Joy, despair, ecstasy, tragedy: these are some of the themes that Mark Rothko sought to express in his luminous art. Rothko is renowned for his towering abstract paintings on canvas, but few people know that he also created nearly 1,000 paintings on paper over the course of his career.
Rothko insisted that his abstract paintings (like his earlier figurative works—ones that clearly represented objects or people) were about nothing less than the very nature of human experience: “I’m interested only in expressing basic human emotions—tragedy, ecstasy, doom and so on, and the fact that lots of people break down and cry when confronted with my pictures shows that I communicate those basic human emotions. . . And if you, as you say, are moved only by their color relationships, then you miss the point!”

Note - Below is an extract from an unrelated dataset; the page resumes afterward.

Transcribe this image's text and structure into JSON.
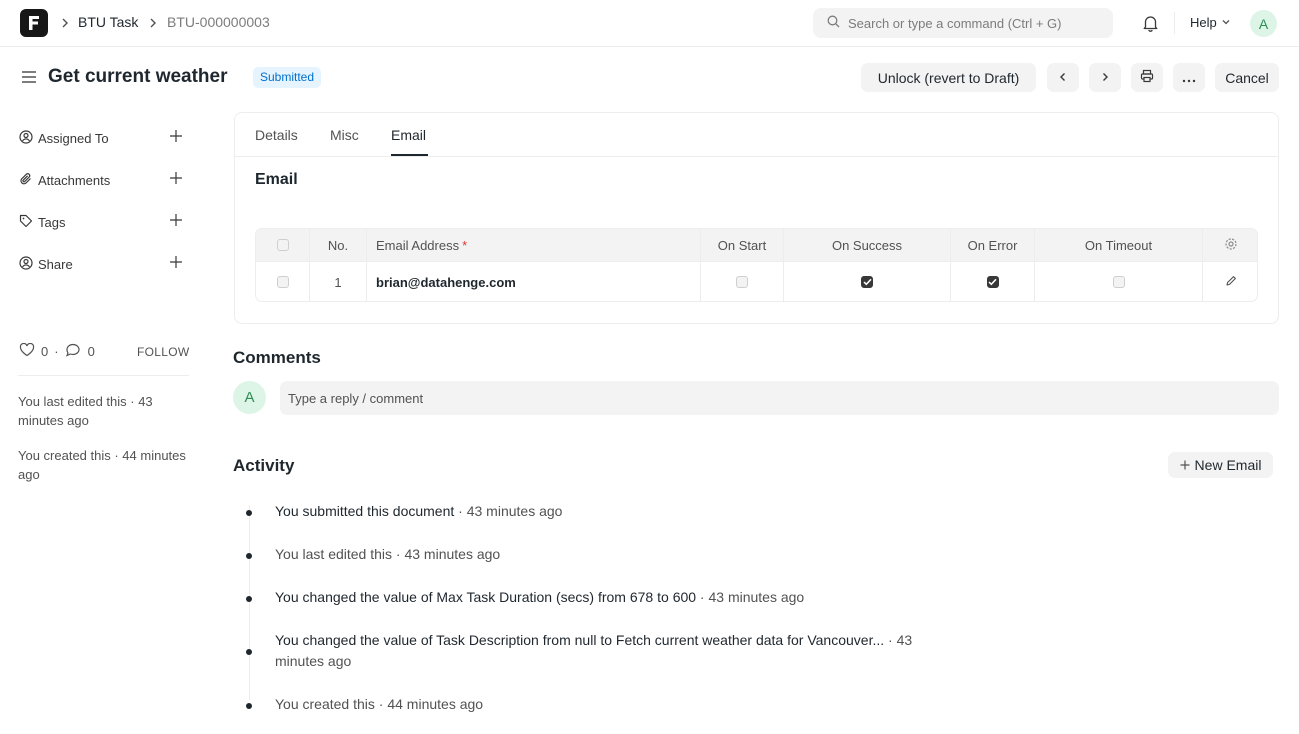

Never content to rest on his well-earned laurels, Matisse kept pushing the development of his artwork even into his seventies when he turned to cut and pasted colored paper as his medium. It was both the aesthetic flourishing of his exploration of ever simplified shapes and flat planes of color as well as a means of diminishing the burdens of his infirmity and weakening eyesight.